Donald Trump eats Domino's
This year, individuals associated with Domino’s Pizza donated $5,400 to Marco Rubio, compared to $250 to Donald Trump. Evan Agostini/Getty Images

Donald Trump loves fast food, but it turns out the feeling isn’t mutual.

So far this year, the food and beverage industry has donated just $152,000 to Trump’s campaign, according to data from the Center for Responsive Politics. Meanwhile, the industry has donated more than $1 million to Hillary Clinton’s campaign for president.

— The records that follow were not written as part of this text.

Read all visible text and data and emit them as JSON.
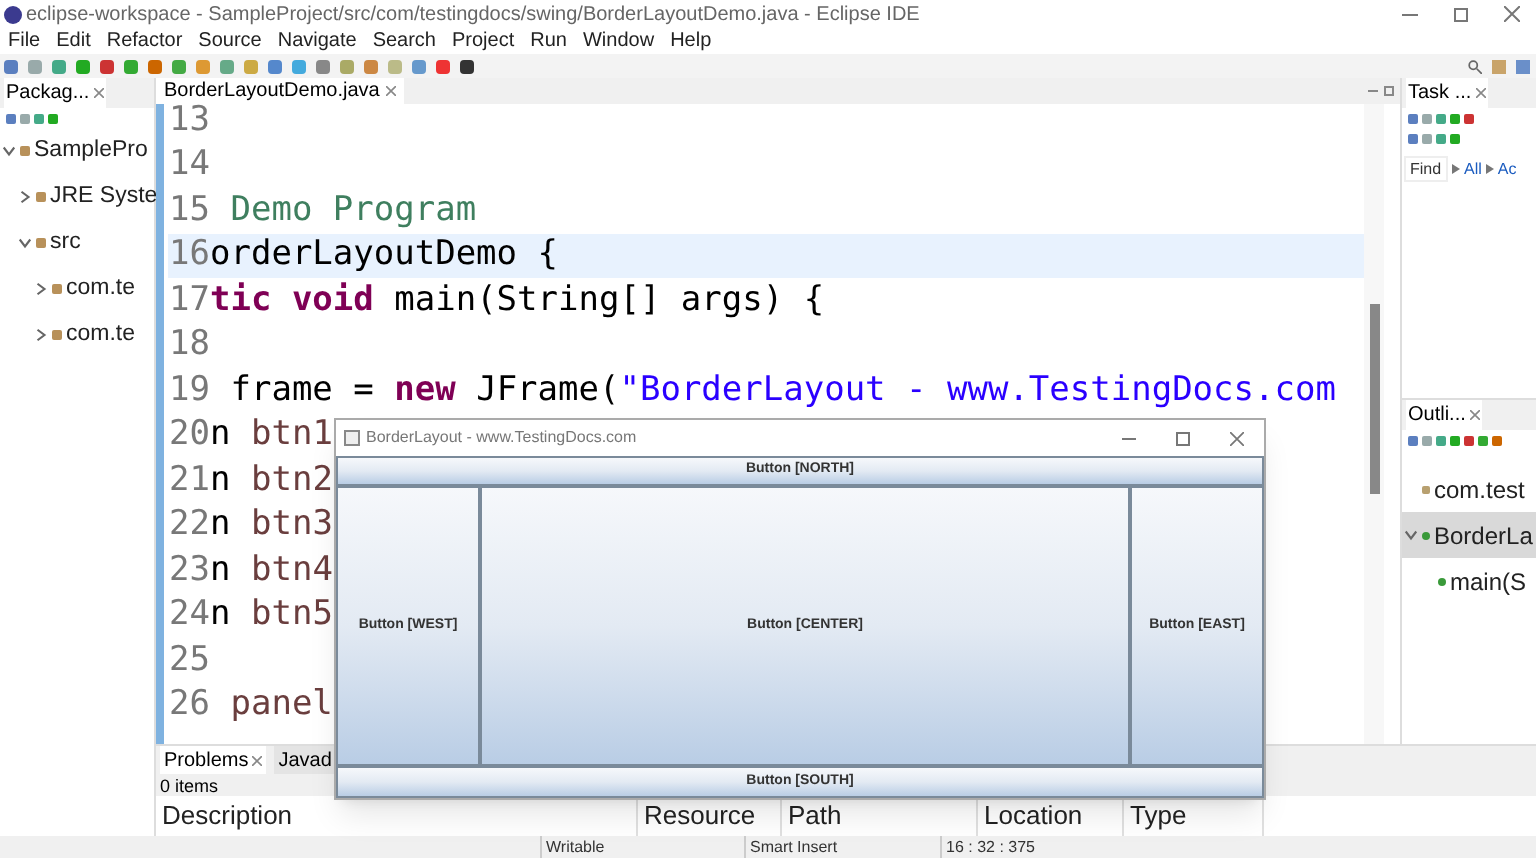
{
  "window": {
    "title": "eclipse-workspace - SampleProject/src/com/testingdocs/swing/BorderLayoutDemo.java - Eclipse IDE"
  },
  "menu": [
    "File",
    "Edit",
    "Refactor",
    "Source",
    "Navigate",
    "Search",
    "Project",
    "Run",
    "Window",
    "Help"
  ],
  "package_explorer": {
    "tab": "Packag...",
    "tree": [
      {
        "label": "SamplePro",
        "expanded": true,
        "children": [
          {
            "label": "JRE Syste",
            "expanded": false
          },
          {
            "label": "src",
            "expanded": true,
            "children": [
              {
                "label": "com.te",
                "expanded": false
              },
              {
                "label": "com.te",
                "expanded": false
              }
            ]
          }
        ]
      }
    ]
  },
  "editor": {
    "tab": "BorderLayoutDemo.java",
    "lines": [
      {
        "number": "13",
        "current": false
      },
      {
        "number": "14",
        "current": false
      },
      {
        "number": "15",
        "current": false,
        "tokens": [
          {
            "text": " Demo Program",
            "kind": "comment"
          }
        ]
      },
      {
        "number": "16",
        "current": true,
        "tokens": [
          {
            "text": "orderLayoutDemo {",
            "kind": "plain"
          }
        ]
      },
      {
        "number": "17",
        "current": false,
        "tokens": [
          {
            "text": "tic void",
            "kind": "keyword"
          },
          {
            "text": " main(String[] args) {",
            "kind": "plain"
          }
        ]
      },
      {
        "number": "18",
        "current": false
      },
      {
        "number": "19",
        "current": false,
        "tokens": [
          {
            "text": " frame = ",
            "kind": "plain"
          },
          {
            "text": "new",
            "kind": "keyword"
          },
          {
            "text": " JFrame(",
            "kind": "plain"
          },
          {
            "text": "\"BorderLayout - www.TestingDocs.com",
            "kind": "string"
          }
        ]
      },
      {
        "number": "20",
        "current": false,
        "tokens": [
          {
            "text": "n ",
            "kind": "plain"
          },
          {
            "text": "btn1",
            "kind": "field"
          }
        ]
      },
      {
        "number": "21",
        "current": false,
        "tokens": [
          {
            "text": "n ",
            "kind": "plain"
          },
          {
            "text": "btn2",
            "kind": "field"
          }
        ]
      },
      {
        "number": "22",
        "current": false,
        "tokens": [
          {
            "text": "n ",
            "kind": "plain"
          },
          {
            "text": "btn3",
            "kind": "field"
          }
        ]
      },
      {
        "number": "23",
        "current": false,
        "tokens": [
          {
            "text": "n ",
            "kind": "plain"
          },
          {
            "text": "btn4",
            "kind": "field"
          }
        ]
      },
      {
        "number": "24",
        "current": false,
        "tokens": [
          {
            "text": "n ",
            "kind": "plain"
          },
          {
            "text": "btn5",
            "kind": "field"
          }
        ]
      },
      {
        "number": "25",
        "current": false
      },
      {
        "number": "26",
        "current": false,
        "tokens": [
          {
            "text": " panel",
            "kind": "field"
          }
        ]
      }
    ]
  },
  "task_list": {
    "tab": "Task ...",
    "find": {
      "placeholder": "Find"
    },
    "filters": [
      "All",
      "Ac"
    ]
  },
  "outline": {
    "tab": "Outli...",
    "items": [
      {
        "label": "com.test",
        "kind": "package",
        "selected": false
      },
      {
        "label": "BorderLa",
        "kind": "class",
        "selected": true,
        "expanded": true,
        "children": [
          {
            "label": "main(S",
            "kind": "method",
            "selected": false
          }
        ]
      }
    ]
  },
  "bottom_panel": {
    "tabs": [
      {
        "label": "Problems",
        "selected": true
      },
      {
        "label": "Javad",
        "selected": false
      }
    ],
    "count": "0 items",
    "columns": [
      "Description",
      "Resource",
      "Path",
      "Location",
      "Type"
    ]
  },
  "status_bar": [
    "Writable",
    "Smart Insert",
    "16 : 32 : 375"
  ],
  "swing_window": {
    "title": "BorderLayout - www.TestingDocs.com",
    "buttons": {
      "north": "Button [NORTH]",
      "west": "Button [WEST]",
      "center": "Button [CENTER]",
      "east": "Button [EAST]",
      "south": "Button [SOUTH]"
    }
  }
}
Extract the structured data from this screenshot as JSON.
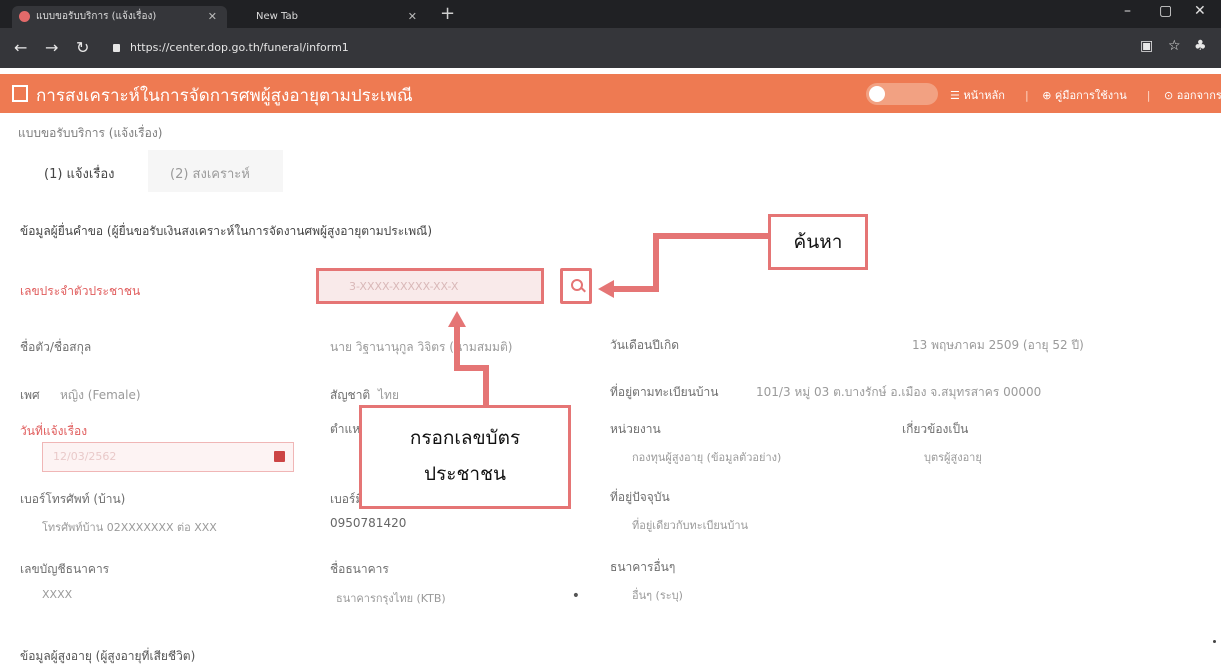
{
  "browser": {
    "tabs": [
      {
        "label": "แบบขอรับบริการ (แจ้งเรื่อง)",
        "active": true
      },
      {
        "label": "New Tab",
        "active": false
      }
    ],
    "url": "https://center.dop.go.th/funeral/inform1",
    "new_tab_symbol": "+",
    "window_controls": [
      "–",
      "▢",
      "✕"
    ]
  },
  "app": {
    "title": "การสงเคราะห์ในการจัดการศพผู้สูงอายุตามประเพณี",
    "nav_links": [
      "หน้าหลัก",
      "คู่มือการใช้งาน",
      "ออกจากระบบ"
    ],
    "accent_color": "#ee7a52"
  },
  "page": {
    "breadcrumb": "แบบขอรับบริการ (แจ้งเรื่อง)",
    "tabs": [
      "(1) แจ้งเรื่อง",
      "(2) สงเคราะห์"
    ],
    "section_title": "ข้อมูลผู้ยื่นคำขอ (ผู้ยื่นขอรับเงินสงเคราะห์ในการจัดงานศพผู้สูงอายุตามประเพณี)",
    "next_section_title": "ข้อมูลผู้สูงอายุ (ผู้สูงอายุที่เสียชีวิต)"
  },
  "form": {
    "citizen_id": {
      "label": "เลขประจำตัวประชาชน",
      "value": "3-XXXX-XXXXX-XX-X"
    },
    "fullname": {
      "label": "ชื่อตัว/ชื่อสกุล",
      "value": "นาย วิฐานานุกูล วิจิตร (นามสมมติ)"
    },
    "birthdate": {
      "label": "วันเดือนปีเกิด",
      "value": "13 พฤษภาคม 2509 (อายุ 52 ปี)"
    },
    "gender": {
      "label": "เพศ",
      "value": "หญิง (Female)"
    },
    "nationality": {
      "label": "สัญชาติ",
      "value": "ไทย"
    },
    "address": {
      "label": "ที่อยู่ตามทะเบียนบ้าน",
      "value": "101/3 หมู่ 03 ต.บางรักษ์ อ.เมือง จ.สมุทรสาคร 00000"
    },
    "report_date": {
      "label": "วันที่แจ้งเรื่อง",
      "value": "12/03/2562"
    },
    "position": {
      "label": "ตำแหน่ง",
      "value": ""
    },
    "agency": {
      "label": "หน่วยงาน",
      "value": "กองทุนผู้สูงอายุ (ข้อมูลตัวอย่าง)"
    },
    "relationship": {
      "label": "เกี่ยวข้องเป็น",
      "value": "บุตรผู้สูงอายุ"
    },
    "home_phone": {
      "label": "เบอร์โทรศัพท์ (บ้าน)",
      "value": "โทรศัพท์บ้าน 02XXXXXXX ต่อ XXX"
    },
    "mobile_phone": {
      "label": "เบอร์มือถือ",
      "value": "0950781420"
    },
    "current_address": {
      "label": "ที่อยู่ปัจจุบัน",
      "value": "ที่อยู่เดียวกับทะเบียนบ้าน"
    },
    "account_no": {
      "label": "เลขบัญชีธนาคาร",
      "value": "XXXX"
    },
    "bank_name": {
      "label": "ชื่อธนาคาร",
      "value": "ธนาคารกรุงไทย (KTB)"
    },
    "branch": {
      "label": "ธนาคารอื่นๆ",
      "value": "อื่นๆ (ระบุ)"
    }
  },
  "annotations": {
    "search_callout": "ค้นหา",
    "input_callout_line1": "กรอกเลขบัตร",
    "input_callout_line2": "ประชาชน",
    "arrow_color": "#e57575"
  }
}
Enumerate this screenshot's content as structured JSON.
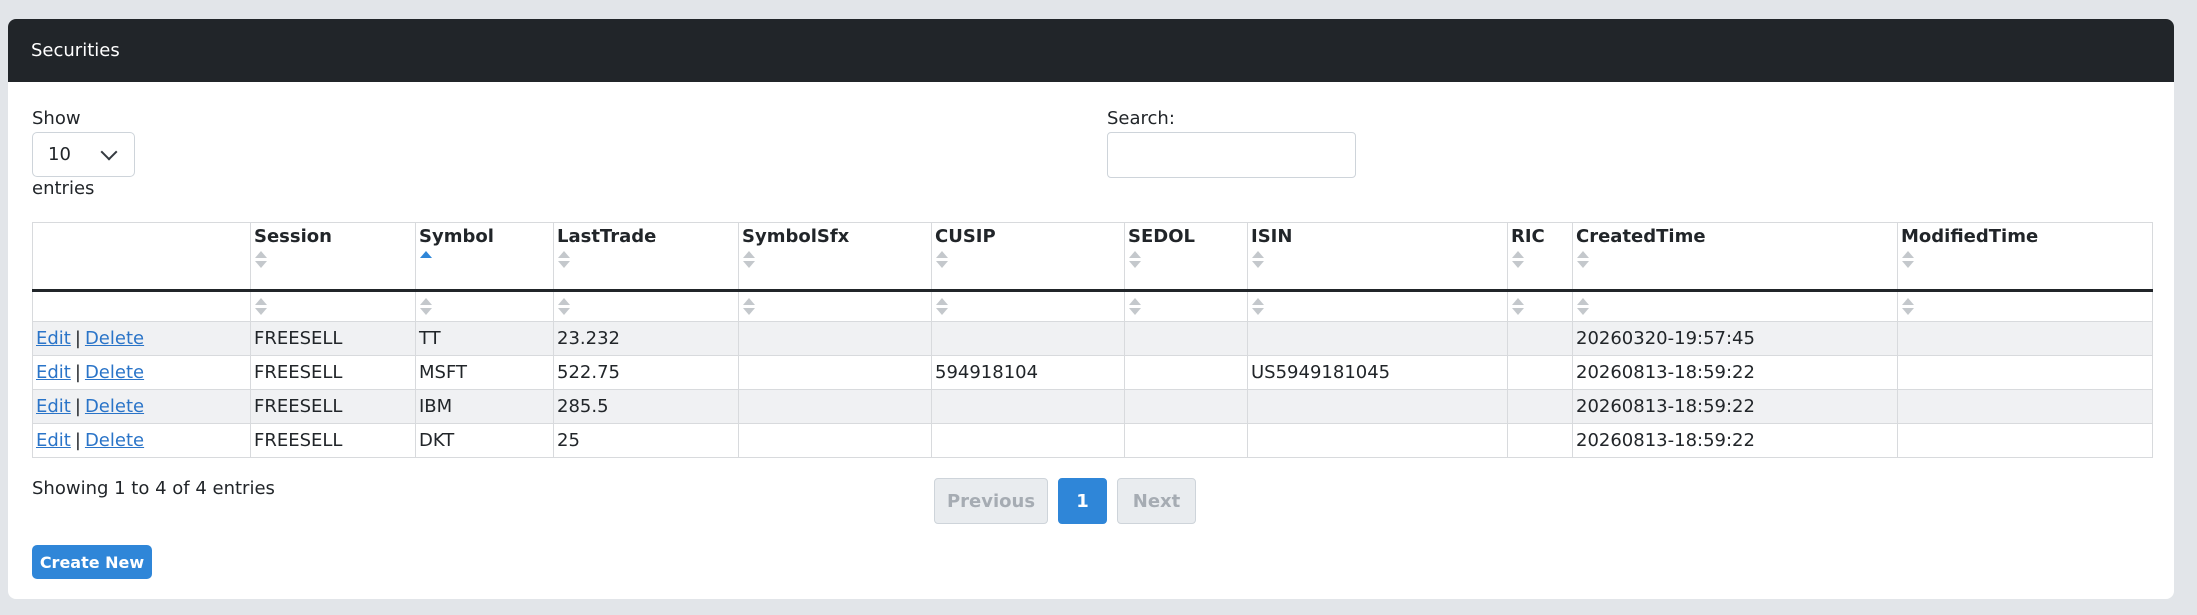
{
  "card": {
    "title": "Securities"
  },
  "length": {
    "label": "Show",
    "value": "10",
    "suffix": "entries"
  },
  "search": {
    "label": "Search:",
    "value": ""
  },
  "table": {
    "columns": [
      "",
      "Session",
      "Symbol",
      "LastTrade",
      "SymbolSfx",
      "CUSIP",
      "SEDOL",
      "ISIN",
      "RIC",
      "CreatedTime",
      "ModifiedTime"
    ],
    "rows": [
      {
        "edit": "Edit",
        "sep": "|",
        "delete": "Delete",
        "session": "FREESELL",
        "symbol": "TT",
        "lasttrade": "23.232",
        "symbolsfx": "",
        "cusip": "",
        "sedol": "",
        "isin": "",
        "ric": "",
        "created": "20260320-19:57:45",
        "modified": ""
      },
      {
        "edit": "Edit",
        "sep": "|",
        "delete": "Delete",
        "session": "FREESELL",
        "symbol": "MSFT",
        "lasttrade": "522.75",
        "symbolsfx": "",
        "cusip": "594918104",
        "sedol": "",
        "isin": "US5949181045",
        "ric": "",
        "created": "20260813-18:59:22",
        "modified": ""
      },
      {
        "edit": "Edit",
        "sep": "|",
        "delete": "Delete",
        "session": "FREESELL",
        "symbol": "IBM",
        "lasttrade": "285.5",
        "symbolsfx": "",
        "cusip": "",
        "sedol": "",
        "isin": "",
        "ric": "",
        "created": "20260813-18:59:22",
        "modified": ""
      },
      {
        "edit": "Edit",
        "sep": "|",
        "delete": "Delete",
        "session": "FREESELL",
        "symbol": "DKT",
        "lasttrade": "25",
        "symbolsfx": "",
        "cusip": "",
        "sedol": "",
        "isin": "",
        "ric": "",
        "created": "20260813-18:59:22",
        "modified": ""
      }
    ]
  },
  "info": "Showing 1 to 4 of 4 entries",
  "pagination": {
    "previous": "Previous",
    "current": "1",
    "next": "Next"
  },
  "create_button": "Create New",
  "colors": {
    "header_bg": "#212529",
    "accent": "#2f86d8",
    "link": "#2a74c8",
    "stripe": "#f0f1f3"
  }
}
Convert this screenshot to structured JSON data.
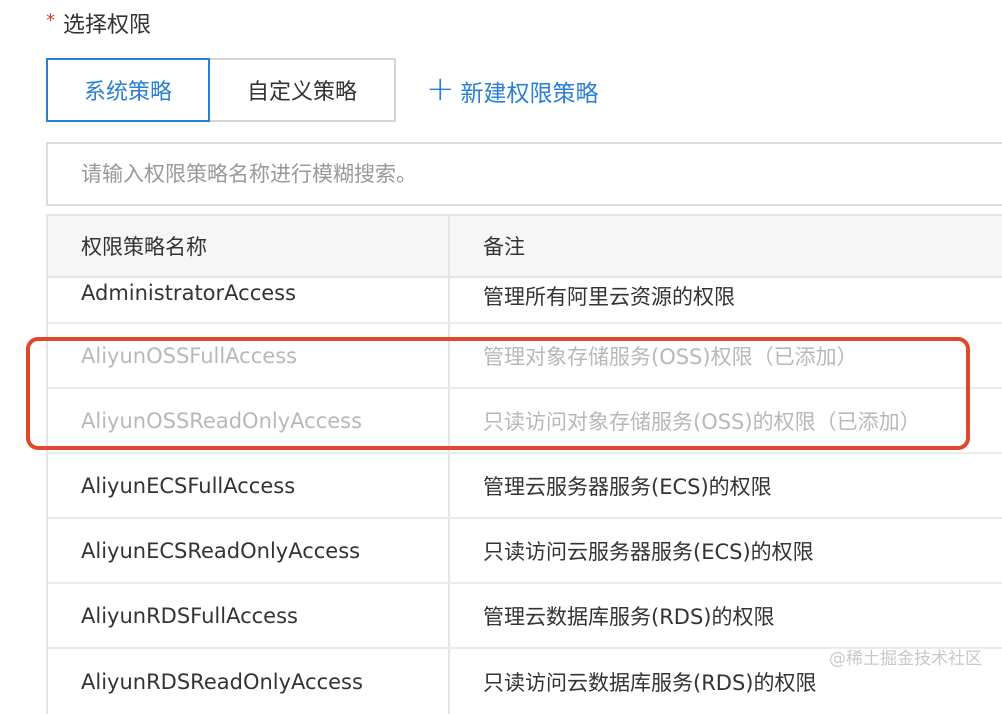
{
  "form": {
    "required_mark": "*",
    "label": "选择权限"
  },
  "tabs": [
    {
      "label": "系统策略",
      "active": true
    },
    {
      "label": "自定义策略",
      "active": false
    }
  ],
  "new_policy": {
    "icon": "plus-icon",
    "label": "新建权限策略"
  },
  "search": {
    "placeholder": "请输入权限策略名称进行模糊搜索。",
    "value": ""
  },
  "table": {
    "columns": [
      "权限策略名称",
      "备注"
    ],
    "rows": [
      {
        "name": "AdministratorAccess",
        "note": "管理所有阿里云资源的权限",
        "disabled": false
      },
      {
        "name": "AliyunOSSFullAccess",
        "note": "管理对象存储服务(OSS)权限（已添加）",
        "disabled": true
      },
      {
        "name": "AliyunOSSReadOnlyAccess",
        "note": "只读访问对象存储服务(OSS)的权限（已添加）",
        "disabled": true
      },
      {
        "name": "AliyunECSFullAccess",
        "note": "管理云服务器服务(ECS)的权限",
        "disabled": false
      },
      {
        "name": "AliyunECSReadOnlyAccess",
        "note": "只读访问云服务器服务(ECS)的权限",
        "disabled": false
      },
      {
        "name": "AliyunRDSFullAccess",
        "note": "管理云数据库服务(RDS)的权限",
        "disabled": false
      },
      {
        "name": "AliyunRDSReadOnlyAccess",
        "note": "只读访问云数据库服务(RDS)的权限",
        "disabled": false
      }
    ]
  },
  "watermark": "@稀土掘金技术社区",
  "colors": {
    "accent": "#2a7fd4",
    "required": "#e03c2c",
    "highlight": "#e0482c",
    "disabled_text": "#b8b8b8"
  }
}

In fact, the sector that includes groups such as Coca-Cola, McDonald’s, and the National Restaurant Association has donated more to the campaigns of both Bernie Sanders and Jeb Bush this year than it has to the Republican presidential nominee.

This is a huge departure for the food and beverage, which historically has been loyal to the Republican party. Typically, contributions from the group, which includes everything from employees’ donations to funds from PACs associated with fast-food chains, skew heavily Republican.

In 2012, the industry donated $2.5 million to the Mitt Romney campaign, compared to $1.2 million to Barack Obama. In the last 20 years, the Center for Responsive Politics reports that Democrats have never received more than 40% of the interest group’s contributions, while Republicans regularly receive 70% or more of donations.

Historically, the food and beverage industry has favoured Republican candidates because they more closely align with companies’ business interests. Industry trade groups have lobbied to keep the minimum wage low, make unionization efforts difficult, and avoid increased nutrition-centric regulation.

And, across the board, the industry is sticking with Republican candidates. All-in-all, the food and beverage industry has donated $9 million to Republican candidates this year, compared to $4.7 million to Democratic candidates.

So, why aren’t fast food and beverage companies donating to Trump?

“I think that has to do with the broader problems within the Trump campaign,” Gregory Koger, an associate professor of political science at the University of Miami, told Eater.
“It’s happening across the board: Republican-leaning donors are not sure where Trump campaign’s money is going.”

In all, Trump has raised $168.2 million since January 2015, compared to the $516.6 million raised by Clinton.

NOW WATCH: INSTANT POLL/FOCUS GROUPS: Clinton won the debate by a wide margin